in the two and a half years since Cameron became Tory leader the Lib Dems have gone through three leaders themselves and still do not have effective rhetoric for dealing with NuCon. What do they say about a party that has surged in the polls and now looks as though it will form the next government?Smithson suggests that the rhetoric used in the "We're Off to a Great Start" e-mail we all received from Nick Clegg a few days ago does not cut the mustard:
Our message of building a fairer society through lower taxes and a better deal for hard-working families is being very well received. Many people are already telling us that we have more substantial policies for local people than David Cameron's Conservatives, who aren't even bothering to spell out what they stand for.As Smithson says, "It just appears so limp." And the need for us to find an answer to Cameron is all the stronger in Henley, as we are in a clear second place to the Conservatives there.
When looking at Cameron there are two important things to bear in mind. The first is that, particularly after a decade of Labour government when it is becoming increasingly hard to persuade people they should pay more tax, an environmentally aware, socially liberal Conservative Party would be attractive to many people, perhaps in particular the sort of people who vote Liberal Democrat. The Polly Toynbee argument that all we need is more public money spent on the the things of which she approves will no longer do.
The second is that the commitment to these policies among the Conservatives is shallow even amongst Cameron's circle, and large parts of the Conservative Party hate them.
So what is Smithson's alternative? He writes:
This makes sense to me. Nick Clegg's current Mr Angry, plague on both your houses act in the Commons will soon pale and there is a need for more light and shade in his performance.
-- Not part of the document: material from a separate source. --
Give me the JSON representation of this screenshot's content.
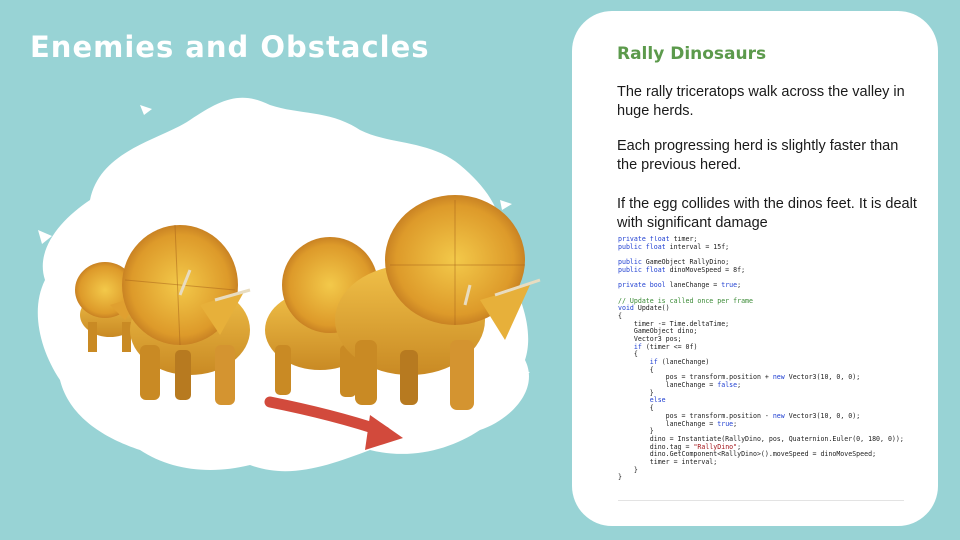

My view, which I have argued here before, is for for Clegg and others in the leadership to go with the grain of public opinion and accept that Cameron is sincere in his desire to change his party. The big question then to raise repeatedly whether the wider Conservative party would allow the leadership to follow the path it is setting out. Attack the Tory party not its leader.
When Cameron does something that is broadly “liberal”, like say the stance on gay partnerships, then Clegg ought to be praising him - a move that could accentuate divisions between the leadership and the wider Tory party.
So he could welcome Cameron's husky hugging trip but express regret that Conservative taxation policies pay no attention to the environment. He can welcome Carmeron's opposition to the scrapping of the 10p tax band and then point out that the Tories have no policies in place to help the lower paid. He can welcome the fresh thinking from the Tories in education, and then point out that every time Michael Gove opens his mouth he call for more state intervention.
I recall Simon Carr, the Independent sketchwriter, urging this strategy upon the Tories when Tony Blair was prime minister. Simply say how much they agree with the reforms he is pushing through and then sit back and enjoy the fury on the Labour back-benches.
It is harder to implement such a strategy when you are the third party worrying about the second party, and it is hard to see quite how it would translate into a by-election campaign in Henley.
But we Lib Dems badly need some new ideas when it comes to tackling the Tories, and Smithson's idea offers an interesting avenue to explore.